NEW YORK, NY (March 25, 2013) - A team of researchers at The New York Stem Cell Foundation Research Institute led by Scott Noggle, PhD, Director of the NYSCF Laboratory and the NYSCF - Charles Evans Senior Research Fellow for Alzheimer's Disease, and Michael W. Nestor, PhD, a NYSCF Postdoctoral Research Fellow, has developed a technique to produce three-dimensional cultures of induced pluripotent stem (iPS) cells called embryoid bodies, amenable to live cell imaging and to electrical activity measurement. As reported in their Stem Cell Research study, these cell aggregates enable scientists to both model and to study diseases such as Alzheimer's and Parkinson's disease.
The NYSCF Alzheimer's disease research team aims to better understand and to find treatments to this disease through stem cell research. For such disorders in which neurons misfire or degenerate, the NYSCF team creates "disease in a dish" models by reprogramming patients' skin and or blood samples into induced pluripotent stem (iPS) cells that can become neurons and the other brain cells affected in the diseases.
The cells in our body form three-dimensional networks, essential to tissue function and overall health; however, previous techniques to form complex brain tissue resulted in structures that, while similar in form to naturally occurring neurons, undermined imaging or electrical recording attempts.
In the current study, the Noggle and Nestor with NYSCF scientists specially adapted two-dimensional culture methods to grow three-dimensional neuron structures from iPS cells. The resultant neurons were "thinned-out," enabling calcium-imaging studies, which measure the electrical activity of cells like neurons.
"Combining the advantages of iPS cells grown in a 3D environment with those of a 2D system, our technique produces cells that can be used to observe electrical activity of putative networks of biologically active neurons, while simultaneously imaging them," said Nestor. "This is key to modeling and studying neurodegenerative diseases."
Neural networks, thought to underlie learning and memory, become disrupted in Alzheimer's disease.

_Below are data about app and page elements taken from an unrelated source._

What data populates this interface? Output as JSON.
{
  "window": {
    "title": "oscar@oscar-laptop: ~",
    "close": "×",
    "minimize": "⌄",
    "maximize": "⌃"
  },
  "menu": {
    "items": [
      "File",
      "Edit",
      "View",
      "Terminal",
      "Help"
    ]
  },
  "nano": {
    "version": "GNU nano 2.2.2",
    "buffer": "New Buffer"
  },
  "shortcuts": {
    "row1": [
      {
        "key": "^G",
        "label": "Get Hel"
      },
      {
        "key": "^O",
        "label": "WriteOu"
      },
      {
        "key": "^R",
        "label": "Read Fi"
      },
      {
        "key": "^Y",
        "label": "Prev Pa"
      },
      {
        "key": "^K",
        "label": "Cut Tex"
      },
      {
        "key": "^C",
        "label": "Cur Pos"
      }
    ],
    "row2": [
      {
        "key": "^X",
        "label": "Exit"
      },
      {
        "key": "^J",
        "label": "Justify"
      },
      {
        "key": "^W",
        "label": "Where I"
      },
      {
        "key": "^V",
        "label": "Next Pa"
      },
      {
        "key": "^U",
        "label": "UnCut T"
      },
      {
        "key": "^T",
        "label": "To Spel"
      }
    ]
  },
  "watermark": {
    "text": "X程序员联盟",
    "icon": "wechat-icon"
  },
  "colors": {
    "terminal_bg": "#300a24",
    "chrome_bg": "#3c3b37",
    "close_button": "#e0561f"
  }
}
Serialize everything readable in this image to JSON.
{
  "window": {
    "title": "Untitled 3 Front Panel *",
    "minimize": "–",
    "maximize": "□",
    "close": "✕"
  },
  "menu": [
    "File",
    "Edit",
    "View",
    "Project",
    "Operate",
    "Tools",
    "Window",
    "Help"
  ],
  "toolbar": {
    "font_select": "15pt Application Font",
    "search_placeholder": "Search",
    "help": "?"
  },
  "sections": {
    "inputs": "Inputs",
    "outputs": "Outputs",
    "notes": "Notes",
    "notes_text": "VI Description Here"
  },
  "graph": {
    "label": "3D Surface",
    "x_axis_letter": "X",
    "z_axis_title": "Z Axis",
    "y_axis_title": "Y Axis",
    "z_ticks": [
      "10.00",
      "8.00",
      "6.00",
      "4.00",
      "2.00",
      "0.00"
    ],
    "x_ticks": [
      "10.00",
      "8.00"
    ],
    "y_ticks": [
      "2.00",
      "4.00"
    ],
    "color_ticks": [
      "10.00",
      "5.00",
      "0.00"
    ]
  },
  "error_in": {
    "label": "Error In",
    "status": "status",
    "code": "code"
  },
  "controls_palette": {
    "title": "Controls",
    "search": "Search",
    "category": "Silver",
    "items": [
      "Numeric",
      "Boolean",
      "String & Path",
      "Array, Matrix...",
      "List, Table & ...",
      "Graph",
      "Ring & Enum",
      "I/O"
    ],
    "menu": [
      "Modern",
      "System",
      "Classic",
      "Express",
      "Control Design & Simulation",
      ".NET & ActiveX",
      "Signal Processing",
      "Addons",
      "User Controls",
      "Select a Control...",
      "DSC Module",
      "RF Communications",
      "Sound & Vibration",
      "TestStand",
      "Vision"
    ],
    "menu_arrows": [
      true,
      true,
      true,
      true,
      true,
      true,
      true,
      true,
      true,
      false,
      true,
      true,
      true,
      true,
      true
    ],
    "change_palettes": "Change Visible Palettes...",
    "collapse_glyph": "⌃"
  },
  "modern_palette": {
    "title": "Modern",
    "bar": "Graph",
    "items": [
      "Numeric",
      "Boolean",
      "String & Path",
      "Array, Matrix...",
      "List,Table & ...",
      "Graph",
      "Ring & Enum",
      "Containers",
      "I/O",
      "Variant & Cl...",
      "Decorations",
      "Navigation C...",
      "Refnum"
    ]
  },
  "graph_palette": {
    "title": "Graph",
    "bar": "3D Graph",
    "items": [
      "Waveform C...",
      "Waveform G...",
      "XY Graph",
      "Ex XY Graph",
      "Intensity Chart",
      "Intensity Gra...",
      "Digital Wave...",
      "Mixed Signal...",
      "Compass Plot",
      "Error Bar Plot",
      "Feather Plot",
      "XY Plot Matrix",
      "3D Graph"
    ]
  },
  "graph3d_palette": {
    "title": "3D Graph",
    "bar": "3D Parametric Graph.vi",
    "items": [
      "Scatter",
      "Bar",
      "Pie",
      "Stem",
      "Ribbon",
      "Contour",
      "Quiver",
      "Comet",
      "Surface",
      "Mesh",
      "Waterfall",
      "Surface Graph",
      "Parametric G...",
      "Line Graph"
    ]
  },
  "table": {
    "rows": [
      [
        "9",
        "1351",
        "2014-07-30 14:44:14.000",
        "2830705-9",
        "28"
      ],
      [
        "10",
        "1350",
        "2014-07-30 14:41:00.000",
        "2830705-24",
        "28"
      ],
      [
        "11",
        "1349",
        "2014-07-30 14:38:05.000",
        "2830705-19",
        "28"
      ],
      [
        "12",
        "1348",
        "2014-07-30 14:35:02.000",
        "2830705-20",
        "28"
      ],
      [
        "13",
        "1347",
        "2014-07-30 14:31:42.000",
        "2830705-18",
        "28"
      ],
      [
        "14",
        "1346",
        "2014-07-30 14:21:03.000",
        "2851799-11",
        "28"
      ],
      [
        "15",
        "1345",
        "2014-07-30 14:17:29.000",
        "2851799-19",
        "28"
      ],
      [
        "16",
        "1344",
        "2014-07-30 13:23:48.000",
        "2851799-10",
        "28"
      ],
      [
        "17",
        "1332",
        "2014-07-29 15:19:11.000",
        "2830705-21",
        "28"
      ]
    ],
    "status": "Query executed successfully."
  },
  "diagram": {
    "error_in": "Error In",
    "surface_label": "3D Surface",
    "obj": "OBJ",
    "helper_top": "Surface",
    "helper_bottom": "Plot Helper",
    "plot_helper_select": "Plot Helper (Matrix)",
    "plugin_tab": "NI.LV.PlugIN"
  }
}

By generating aggregates from iPS cells and comparing these to an actual patient's brain tissue, scientists may uncover how disease interferes with these cell-to-cell interactions and understand how to intervene to slow or stop Alzheimer's disease.
"This critical new tool developed by our Alzheimer's team will accelerate Alzheimer's research, enabling more accurate manipulation of cells to find a cure to this disease," said Susan L. Solomon, CEO of NYSCF.
About the New York Stem Cell Foundation (NYSCF)
The New York Stem Cell Foundation (NYSCF) is an independent research institute founded in 2005 to accelerate cures and better treatments for patients through stem cell research. NYSCF has over 40 researchers in its New York laboratory and is an acknowledged world leader in stem cell research and in developing pioneering stem cell technologies, including the NYSCF Global Stem Cell Array. Additionally, NYSCF supports another 60 researchers at other leading institutions worldwide through its Innovator Programs, including the NYSCF - Druckenmiller Fellowships and the NYSCF-Robertson Investigator Awards. NYSCF focuses on translational research in a model designed to overcome the barriers that slow discovery and encourage multi-institutional collaboration.
NYSCF researchers have achieved four major discoveries in the field, including: the discovery of a clinical cure to prevent transmission of maternal mitochondrial diseases in December 2012; the derivation of the first-ever patient specific embryonic stem cell line (named the #1 Medical Breakthrough of 2011 by Time magazine); the discovery of a new way to reprogram stem cells; and the creation of the first disease model from induced pluripotent stem cells (also named the #1 Medical Breakthrough by Time magazine in 2008). More information is available at http://www.